He headed to Daytona, Florida, Monday afternoon to get ready for racing’s biggest weekend, when 20 million eyes turn toward the Sunshine State with speed on their minds.

Rhodes saw limited action the last two years as a part-time driver on what used to be called the Nationwide circuit, making 13 total starts. Last July, he filled in during the 300 at the Chicagoland Speedway for injured Jeffrey Earnhardt, grandson of racing legend Dale Earnhardt. Driving Earnhardt’s car, owned by JD Motorsports of Gaffney, S.C., Rhodes finished 24th in the race.

“It was the best equipment I’ve ever driven,” Rhodes says.

A fulltime ride

Harrison Rhodes will compete in the No. 0 car for JD Motorsports.
Harrison Rhodes will compete in the No. 0 car for JD Motorsports.

When JD Motorsports decided to add a third driver to its team during the offseason, it called on Rhodes, who impressed owner Johnny Davis during his brief time in Earnhardt’s seat. He’ll drive the No. 0 car this weekend in the Alert Today Florida 300 on Saturday in the Xfinity’s season-opening race.

It’s his second time racing in Daytona.

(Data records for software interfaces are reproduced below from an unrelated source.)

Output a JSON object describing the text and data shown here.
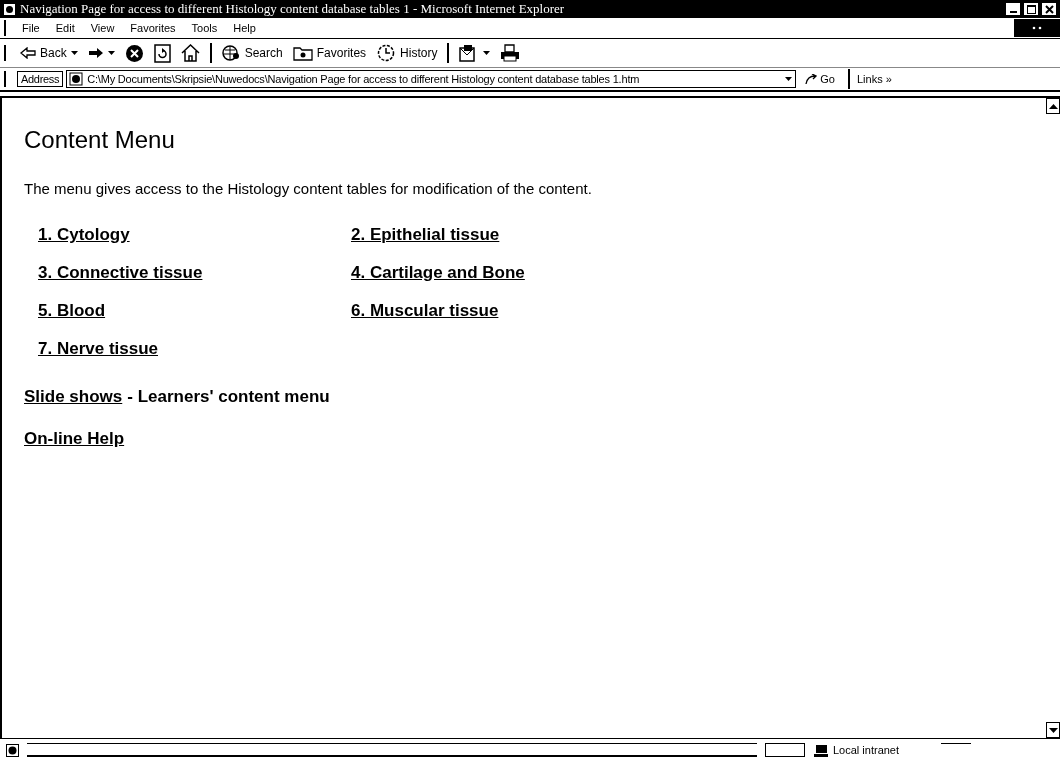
{
  "window": {
    "title": "Navigation Page for access to different Histology content database tables 1 - Microsoft Internet Explorer"
  },
  "menu": [
    "File",
    "Edit",
    "View",
    "Favorites",
    "Tools",
    "Help"
  ],
  "toolbar": {
    "groups": [
      [
        {
          "kind": "back",
          "label": "Back",
          "dropdown": true
        },
        {
          "kind": "forward",
          "dropdown": true
        },
        {
          "kind": "stop"
        },
        {
          "kind": "refresh"
        },
        {
          "kind": "home"
        }
      ],
      [
        {
          "kind": "search",
          "label": "Search"
        },
        {
          "kind": "favorites",
          "label": "Favorites"
        },
        {
          "kind": "history",
          "label": "History"
        }
      ],
      [
        {
          "kind": "mail",
          "dropdown": true
        },
        {
          "kind": "print"
        }
      ]
    ]
  },
  "address_bar": {
    "label": "Address",
    "value": "C:\\My Documents\\Skripsie\\Nuwedocs\\Navigation Page for access to different Histology content database tables 1.htm",
    "go": "Go",
    "links": "Links »"
  },
  "page": {
    "heading": "Content Menu",
    "intro": "The menu gives access to the Histology content tables for modification of the content.",
    "menu_links": [
      "1. Cytology",
      "2. Epithelial tissue",
      "3. Connective tissue",
      "4. Cartilage and Bone",
      "5. Blood",
      "6. Muscular tissue",
      "7. Nerve tissue"
    ],
    "slide_link": "Slide shows",
    "slide_text": "- Learners' content menu",
    "help_link": "On-line Help"
  },
  "status_bar": {
    "zone": "Local intranet"
  }
}
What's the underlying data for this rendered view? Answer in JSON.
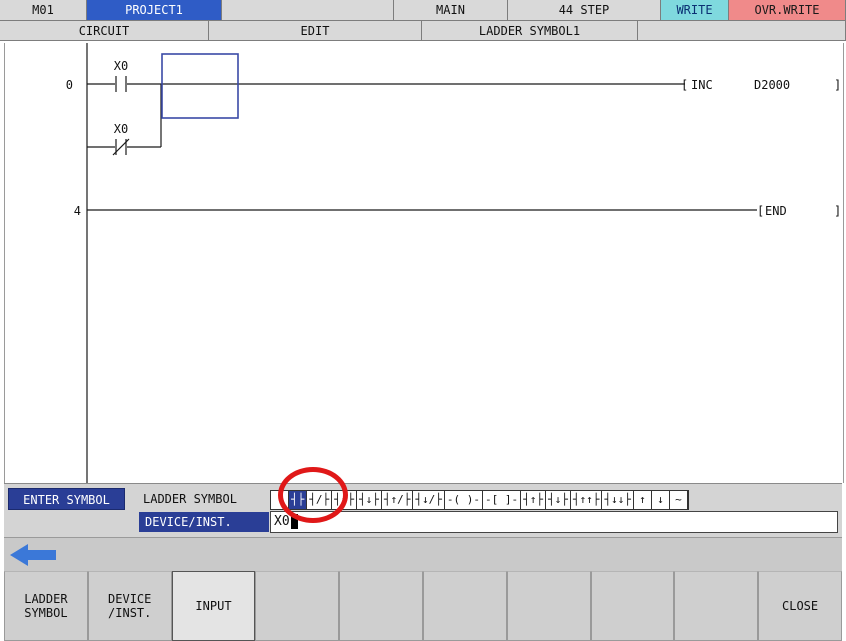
{
  "status_bar": {
    "machine": "M01",
    "project": "PROJECT1",
    "program": "MAIN",
    "step": "44 STEP",
    "mode_write": "WRITE",
    "mode_ovr": "OVR.WRITE"
  },
  "menu": {
    "circuit": "CIRCUIT",
    "edit": "EDIT",
    "ladder_symbol": "LADDER SYMBOL1"
  },
  "ladder": {
    "rungs": [
      {
        "step": "0",
        "instruction": "INC",
        "operand": "D2000"
      },
      {
        "step": "4",
        "instruction": "END",
        "operand": ""
      }
    ],
    "contacts": [
      {
        "device": "X0",
        "type": "no-contact"
      },
      {
        "device": "X0",
        "type": "nc-contact"
      }
    ],
    "colors": {
      "cursor": "#3a4aa6",
      "line": "#1a1a1a"
    }
  },
  "entry": {
    "enter_symbol": "ENTER SYMBOL",
    "ladder_symbol_label": "LADDER SYMBOL",
    "device_label": "DEVICE/INST.",
    "device_value": "X0",
    "symbols": [
      "",
      "┤├",
      "┤/├",
      "┤↑├",
      "┤↓├",
      "┤↑/├",
      "┤↓/├",
      "-( )-",
      "-[ ]-",
      "┤↑├",
      "┤↓├",
      "┤↑↑├",
      "┤↓↓├",
      "↑",
      "↓",
      "~"
    ],
    "selected_symbol_index": 1
  },
  "nav": {
    "back_icon": "left-arrow-icon",
    "accent": "#3b78d8"
  },
  "function_keys": [
    {
      "label": "LADDER\nSYMBOL",
      "active": false
    },
    {
      "label": "DEVICE\n/INST.",
      "active": false
    },
    {
      "label": "INPUT",
      "active": true
    },
    {
      "label": "",
      "active": false
    },
    {
      "label": "",
      "active": false
    },
    {
      "label": "",
      "active": false
    },
    {
      "label": "",
      "active": false
    },
    {
      "label": "",
      "active": false
    },
    {
      "label": "",
      "active": false
    },
    {
      "label": "CLOSE",
      "active": false
    }
  ]
}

Last year, Rhodes qualified 15th for the 300-mile race, but his engine blew early in the race and he did not finish.

Rhodes is a rarity in NASCAR circles. Only a few drivers, including Purdue-graduate and 17-time Sprint Cup Series winner Ryan Newman, have earned college degrees. Few fulltime college students have been able to race and study at the same time.

“My professors have been willing to work with me to adjust my schedule,” Rhodes says. “I know I’m going to miss some days. For the most part, they have been very accommodating.”

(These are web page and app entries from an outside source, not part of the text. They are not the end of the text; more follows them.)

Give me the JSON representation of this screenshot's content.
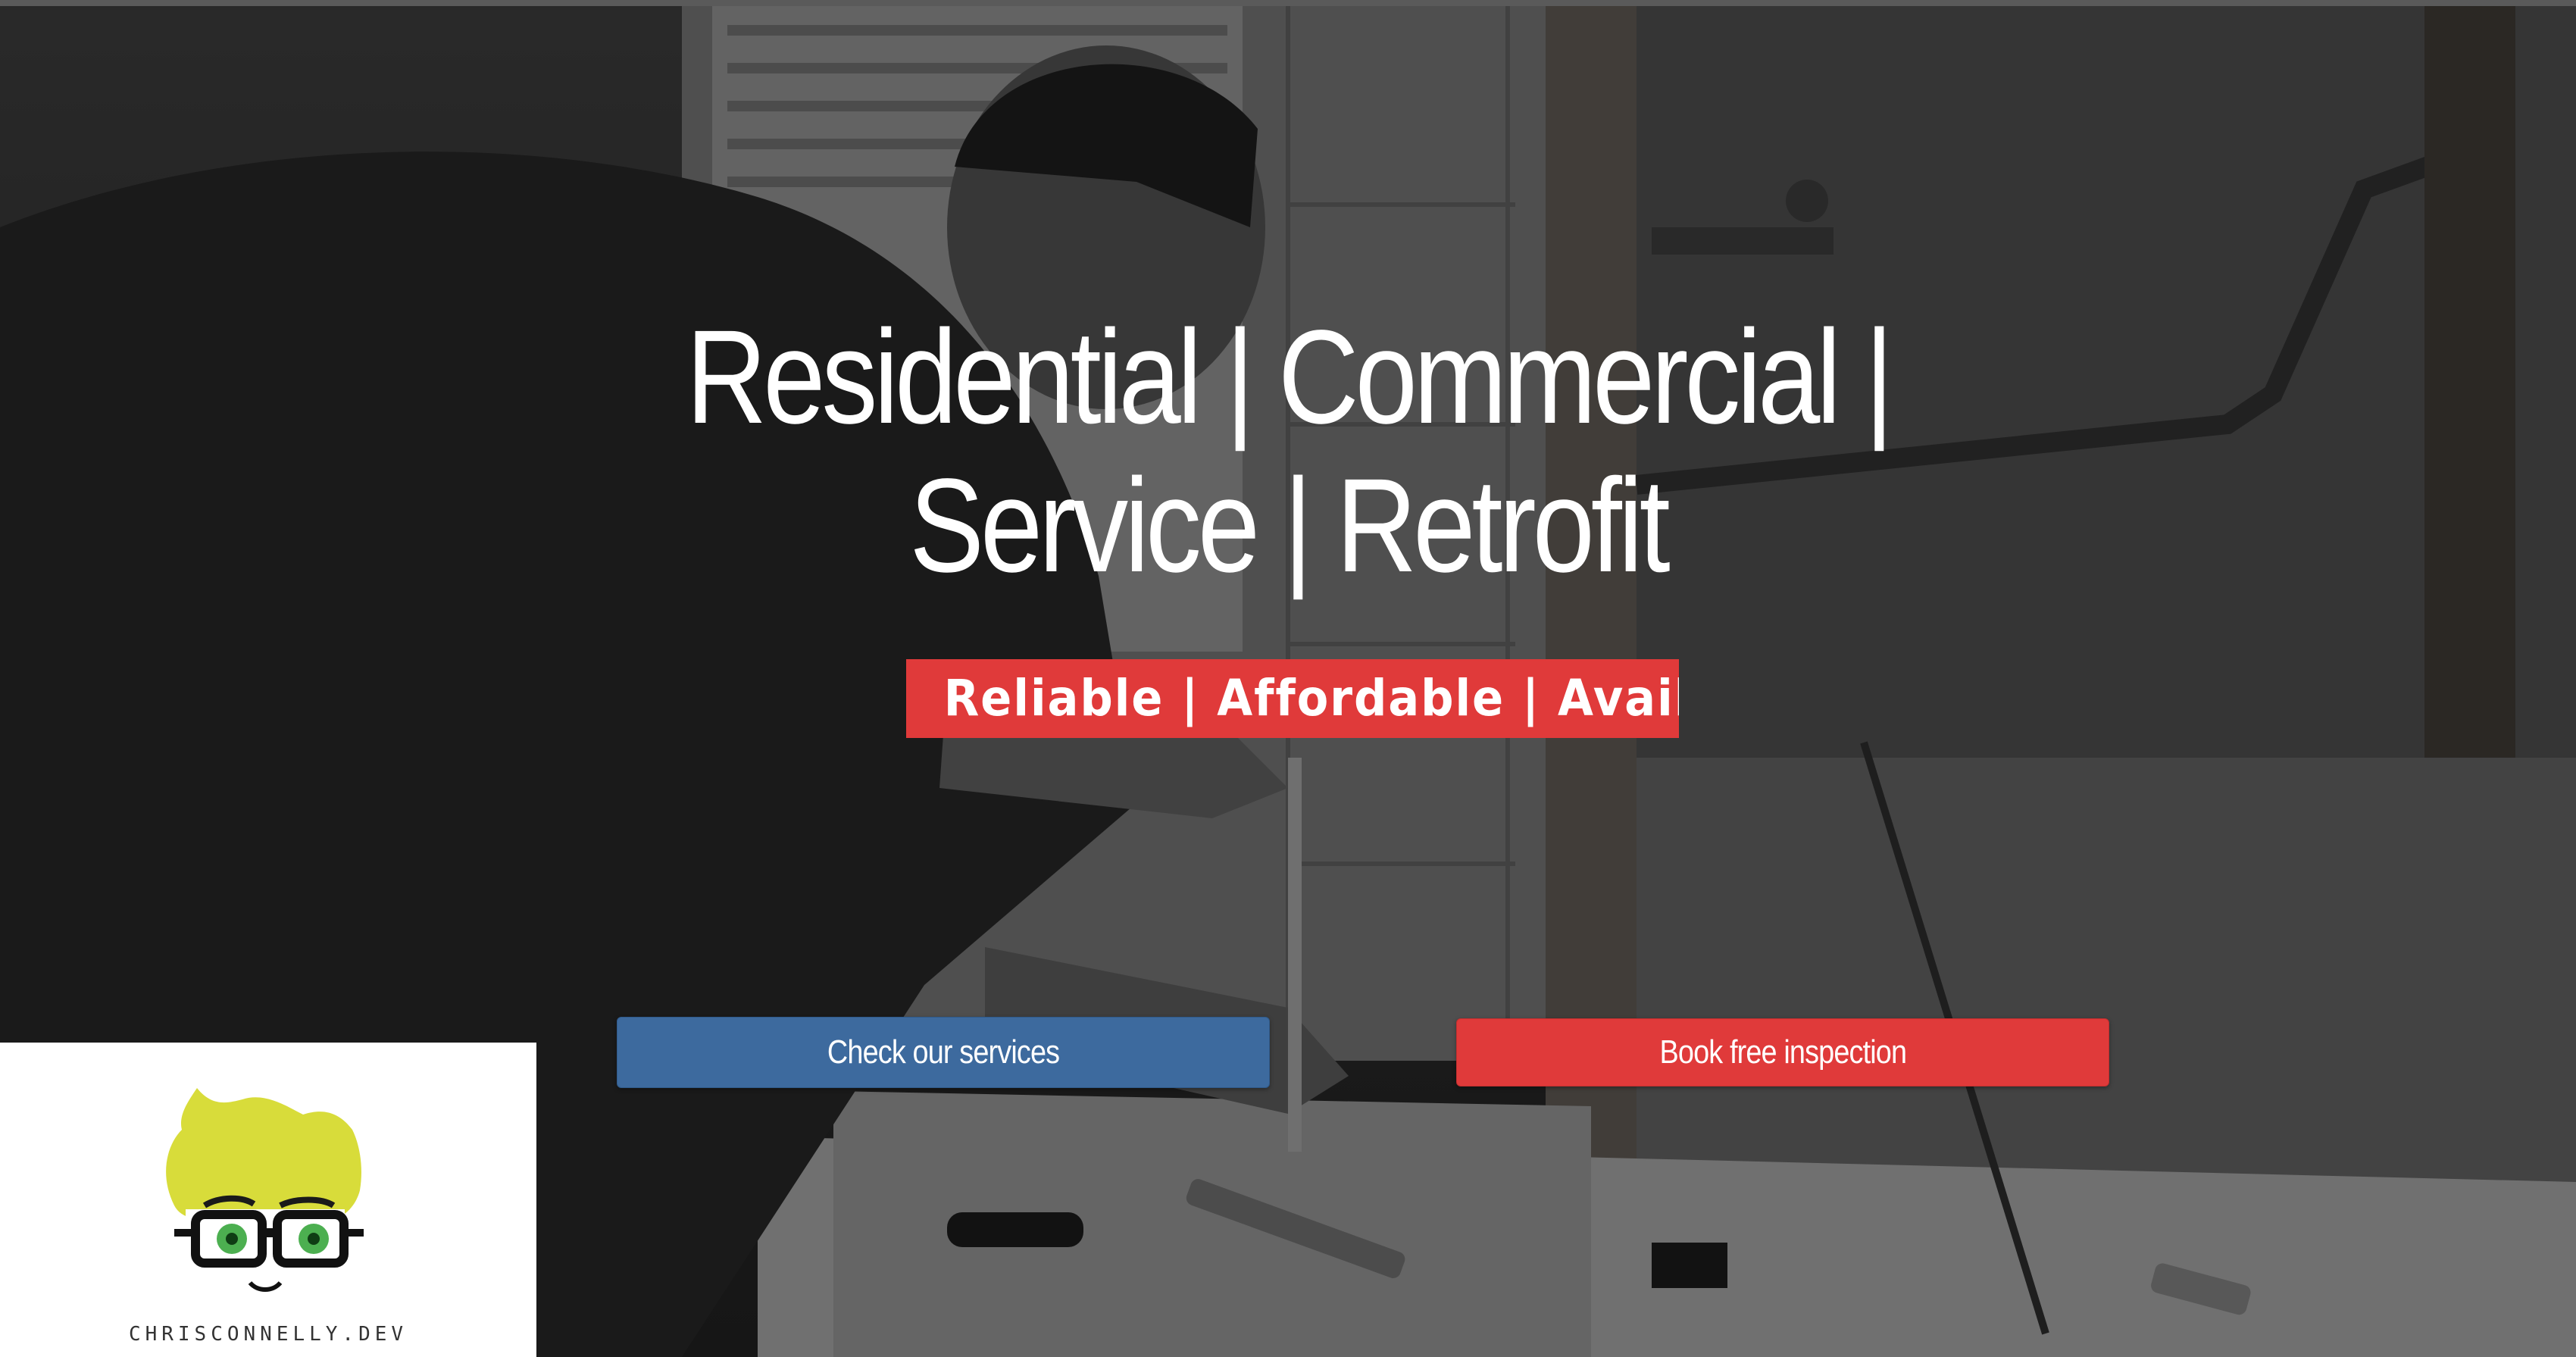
{
  "hero": {
    "headline_line1": "Residential | Commercial |",
    "headline_line2": "Service | Retrofit",
    "tagline": "Reliable | Affordable | Available"
  },
  "buttons": {
    "services_label": "Check our services",
    "inspection_label": "Book free inspection"
  },
  "logo": {
    "text": "CHRISCONNELLY.DEV"
  },
  "colors": {
    "accent_red": "#e03a3a",
    "accent_blue": "#3d6a9e",
    "logo_hair": "#d8dc3a",
    "logo_eyes": "#4caf50"
  }
}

This is a rendering of the suit Rhodes will wear at most of his races this season.
This is a rendering of the suit Rhodes will wear at most of his races this season.

Selling the brand

As he prepares for a full season of racing, Harrison is getting an idea of just how important his business degree will be as he pursues his lifelong dream to be a Sprint Cup driver. He’s spent the last several months negotiating deals, attending meetings, working the phones and pounding the pavement looking for sponsors for his car.

“It’s a big business, and sometimes I get to drive,” Rhodes says.

He’s quite proud of one new sponsor he reeled in for the season–his alma mater. Rhodes will wear a well-branded NC State racing suit with the school’s logo on the back, chest, sleeves and legs.


So, while NC State has been heavily involved in racing for years—with announcers, engineers, pit-crew chiefs and other affiliated roles—this season it will be actually on the track, too.

That will put NC State, the largest school in the UNC system, in front of one of the state’s biggest industries on a weekly basis. Ninety percent of all NASCAR teams are located in North Carolina and more than 25,000 people work in motorsports or related businesses. Many of them are NC State-educated engineers. The overall economic impact, according to the North Carolina motorsports association, is in excess of $6 billion.

“I’m looking forward to putting the Pack on the track,” Rhodes says.

Hmmmm. Sounds like a good hashtag.